Yet in each year the pageant had been performed, great pains were taken to avoid direct discussion of the politics of its organizers, lest the event be accused of being ultra-nationalist, or even anti-English. Unfortunately, this often led to a type of contradictory doublespeak that probably fooled no one. Conversation around the pageant of 2000 continued this trend when Bill Shaw told the press that the Arbroath pageant 'has perhaps taken on even greater significance now that Scotland once again boasts its own Parliament'. He was of course referring to the devolution referendum of 1997 and subsequent re-establishment of the Scottish parliament in 1999, but in an attempt to defuse the significance of this remark, Shaw then went on to state that 'the Pageant is not really about politics. The signing of the Declaration of Scottish Independence in 1320 was a significant event in the shaping of the Scottish nation and the pageant is a sincere re-enactment by Arbroathians of a momentous event in the history of the town'.4

Did the Arbroath pageant win hearts and minds to the cause of Scottish political nationalism? Was the persistence of this pageant a reflection of a slowly growing change in Scottish mentalities, within which there was a need to look to the past in order to see a way forward in the present? Or, did the pageant survive because it spoke most loudly to the already converted, nationalist-minded few who simply kept faith with it regardless of whether its subliminal message fell on deaf ears? When the pageant began in the post-war era it seems likely that this message did little to win voters over to the nationalist cause; however, what it did do was to posit an alternative view of patriotism, one that was not hijacked by British or imperial sentiment. In the year 2000, in a much-changed social and political climate, the Scottish patriotic message was delivered to spectators who were arguably more receptive to appreciating its contemporary political connotations.


1. ^  'Future Abbey Pageant Content to Be Decided by New Committee', Arbroath Herald, 1 December 2000, 16.
2. ^ 'Arbroath Abbey Pageant', The Scots Independent, August 1999, 7-8.
3. ^ 'Future Abbey Pageant Content to Be Decided by New Committee', Arbroath Herald, 1 December 2000.
4. ^ 'Nobility Sign Up for Independence Celebrations at Arbroath Abbey', Arbroath Herald, 14 April 2000, 14.
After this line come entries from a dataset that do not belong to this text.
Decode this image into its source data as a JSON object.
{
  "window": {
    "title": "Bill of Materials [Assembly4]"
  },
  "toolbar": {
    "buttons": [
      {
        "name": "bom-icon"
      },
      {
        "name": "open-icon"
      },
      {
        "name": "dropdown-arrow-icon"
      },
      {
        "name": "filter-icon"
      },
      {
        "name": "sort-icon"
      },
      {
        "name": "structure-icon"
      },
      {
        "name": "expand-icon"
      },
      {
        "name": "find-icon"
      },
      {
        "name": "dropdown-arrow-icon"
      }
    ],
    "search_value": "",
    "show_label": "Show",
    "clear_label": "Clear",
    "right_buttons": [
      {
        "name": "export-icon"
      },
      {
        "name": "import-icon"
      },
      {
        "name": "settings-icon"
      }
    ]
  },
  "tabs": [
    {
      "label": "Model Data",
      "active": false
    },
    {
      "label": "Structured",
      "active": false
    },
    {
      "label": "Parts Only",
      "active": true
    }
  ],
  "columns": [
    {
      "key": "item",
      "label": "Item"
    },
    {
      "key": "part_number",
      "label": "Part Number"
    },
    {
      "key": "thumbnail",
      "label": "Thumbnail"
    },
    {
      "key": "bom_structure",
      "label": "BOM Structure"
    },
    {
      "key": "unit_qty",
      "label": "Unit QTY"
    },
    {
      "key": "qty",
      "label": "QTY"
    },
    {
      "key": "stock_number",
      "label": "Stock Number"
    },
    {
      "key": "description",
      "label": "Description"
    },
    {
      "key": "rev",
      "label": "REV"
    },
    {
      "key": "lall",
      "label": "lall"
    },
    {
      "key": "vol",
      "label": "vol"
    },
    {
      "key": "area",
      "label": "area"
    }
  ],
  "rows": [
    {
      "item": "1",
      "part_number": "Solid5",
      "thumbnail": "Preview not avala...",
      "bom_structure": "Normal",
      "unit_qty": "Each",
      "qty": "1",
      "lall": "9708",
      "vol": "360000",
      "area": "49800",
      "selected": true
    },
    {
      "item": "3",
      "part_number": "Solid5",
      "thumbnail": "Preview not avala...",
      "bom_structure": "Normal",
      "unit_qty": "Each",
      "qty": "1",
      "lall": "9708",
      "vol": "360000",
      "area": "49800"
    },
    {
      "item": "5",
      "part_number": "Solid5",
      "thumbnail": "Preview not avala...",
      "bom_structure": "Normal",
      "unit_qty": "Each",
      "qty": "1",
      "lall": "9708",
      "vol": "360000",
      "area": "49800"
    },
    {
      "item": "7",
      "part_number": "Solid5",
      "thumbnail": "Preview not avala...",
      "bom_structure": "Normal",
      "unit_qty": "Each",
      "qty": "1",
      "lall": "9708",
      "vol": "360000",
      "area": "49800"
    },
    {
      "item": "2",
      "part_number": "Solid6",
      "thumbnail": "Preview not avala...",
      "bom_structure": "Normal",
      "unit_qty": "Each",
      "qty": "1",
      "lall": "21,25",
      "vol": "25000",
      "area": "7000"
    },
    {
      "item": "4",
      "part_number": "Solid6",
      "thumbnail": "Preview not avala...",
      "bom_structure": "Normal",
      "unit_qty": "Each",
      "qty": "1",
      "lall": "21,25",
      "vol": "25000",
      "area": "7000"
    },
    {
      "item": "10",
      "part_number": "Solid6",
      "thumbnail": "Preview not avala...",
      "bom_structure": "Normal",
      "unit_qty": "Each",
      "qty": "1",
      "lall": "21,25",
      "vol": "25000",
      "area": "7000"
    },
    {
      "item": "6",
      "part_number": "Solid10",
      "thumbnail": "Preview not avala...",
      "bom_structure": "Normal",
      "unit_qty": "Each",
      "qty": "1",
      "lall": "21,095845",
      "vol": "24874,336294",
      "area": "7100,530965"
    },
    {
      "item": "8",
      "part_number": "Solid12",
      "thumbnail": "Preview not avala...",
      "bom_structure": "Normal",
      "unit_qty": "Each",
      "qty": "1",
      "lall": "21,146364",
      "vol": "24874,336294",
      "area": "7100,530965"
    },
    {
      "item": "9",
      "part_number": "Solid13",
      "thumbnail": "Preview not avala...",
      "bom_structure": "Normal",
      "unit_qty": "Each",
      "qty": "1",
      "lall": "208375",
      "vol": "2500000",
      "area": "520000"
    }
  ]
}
How to cite this entry

Angela Bartie, Linda Fleming, Mark Freeman, Tom Hulme, Alex Hutton, Paul Readman, ‘Arbroath Abbey Pageant 2000; Arbroath Abbey Pageant: a Millennium Production’, The Redress of the Past,